Rain, mud, and cold present a whole new set of challenges to the bicycle commuter. Numb hands and toes, a runny nose, and wet shoes can make for an uncomfortable riding experience. Also, your bicycle needs some extra TLC during the harsher riding conditions of the Portland rainy season. So we've put together a short guide on how to keep you and your bike happy and safe in the coming months.
How To Dress
Clothing: It gets dark out sooner during the winter months so a bright and/or reflective jacket is a good idea. There are many cycling specific jackets that offer good ventilation while being waterproof. Investment in a quality waterproof winter jacket will keep you warm, dry inside and out, and visible to traffic.
NOTE: Waterproof is NOT the same as water-resistant. Waterproof keeps you dry in a downpour and water resistant does not. Make sure you know what you are buying.
Gloves: Full finger windproof and waterproof gloves may feel really bulky, but they will also keep your hands from going numb on your commute.
Booties: A good pair of booties to go over your shoes will keep your feet dry. This is great when you arrive at school or work and can just slip out of your wet cycling shoes and into some dry ones without changing your socks.

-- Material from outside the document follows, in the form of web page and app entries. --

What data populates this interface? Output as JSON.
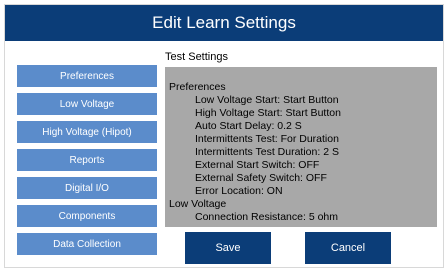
{
  "window": {
    "title": "Edit Learn Settings"
  },
  "sidebar": {
    "items": [
      {
        "label": "Preferences"
      },
      {
        "label": "Low Voltage"
      },
      {
        "label": "High Voltage (Hipot)"
      },
      {
        "label": "Reports"
      },
      {
        "label": "Digital I/O"
      },
      {
        "label": "Components"
      },
      {
        "label": "Data Collection"
      }
    ]
  },
  "main": {
    "section_title": "Test Settings",
    "settings": {
      "preferences": {
        "heading": "Preferences",
        "items": [
          "Low Voltage Start: Start Button",
          "High Voltage Start: Start Button",
          "Auto Start Delay: 0.2 S",
          "Intermittents Test: For Duration",
          "Intermittents Test Duration: 2 S",
          "External Start Switch: OFF",
          "External Safety Switch: OFF",
          "Error Location: ON"
        ]
      },
      "low_voltage": {
        "heading": "Low Voltage",
        "items": [
          "Connection Resistance: 5 ohm"
        ]
      }
    }
  },
  "actions": {
    "save_label": "Save",
    "cancel_label": "Cancel"
  },
  "colors": {
    "title_bar": "#0b3d78",
    "nav_button": "#5b8ccb",
    "settings_bg": "#a8a8a8"
  }
}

Helmet Cover or Wool Hat: Keeping your head insulated will make you feel much warmer and can prevent brainfreeze (you don't need to chug a Slurpee to get one). A helmet cover does double duty by blocking the wind from blowing through your helmet vents. A wool cycling cap under the helmet works great also and doesn't pick up any undesirable odors.
Waterproof Pants: Buy pants that are indeed waterproof and as light as possible. Extra thick and bulky pants, like ski bibs, are uncomfortable to ride in and can cause you to overheat.
Preparing Your Bike
Bike: Be good to your bike and try to limit the amount of exposure to the elements it receives. Don't leave your bike outside all winter in the harsh cold and rain. If you take the time to wipe down your bike and store it safely indoors it will serve your needs for many seasons.
Lights: Stay visible! Rain and dark clouds make it harder for drivers to see bikers. Make sure that you have front and rear, bright well-functioning lights and change the batteries often.
Chain: Your chain will pick up lots of grime and debris from the road. Wiping your chain off with a clean rag when you get home from your commute will preserve the integrity of your chain and keep your bike shifting smoothly all winter. After wiping the mud off your chain, you need to apply a layer of chain oil to it. There are wet/muddy specific lubes that work best.
Tires: Are your tires beginning to go bald or looking rundown? Chances are months of spring/summer riding have worn them down. It's a good idea to have your tires checked by a bike mechanic and changed if necessary. Good tires will keep your stopping distance and cornering abilities safe.
Fenders: A good set of fenders can be the difference between a winter commute full of misery and one of ease. A FULL set of fenders with mudflaps, not clip-on fenders, will keep you happiest by keeping you and your bike drivetrain cleaner; making wiping your bike down and oiling the chain simpler.
Brake Pads: Stopping distances increase in wet conditions. Changing your brake pads when the rains come will keep you stopping confidently all winter.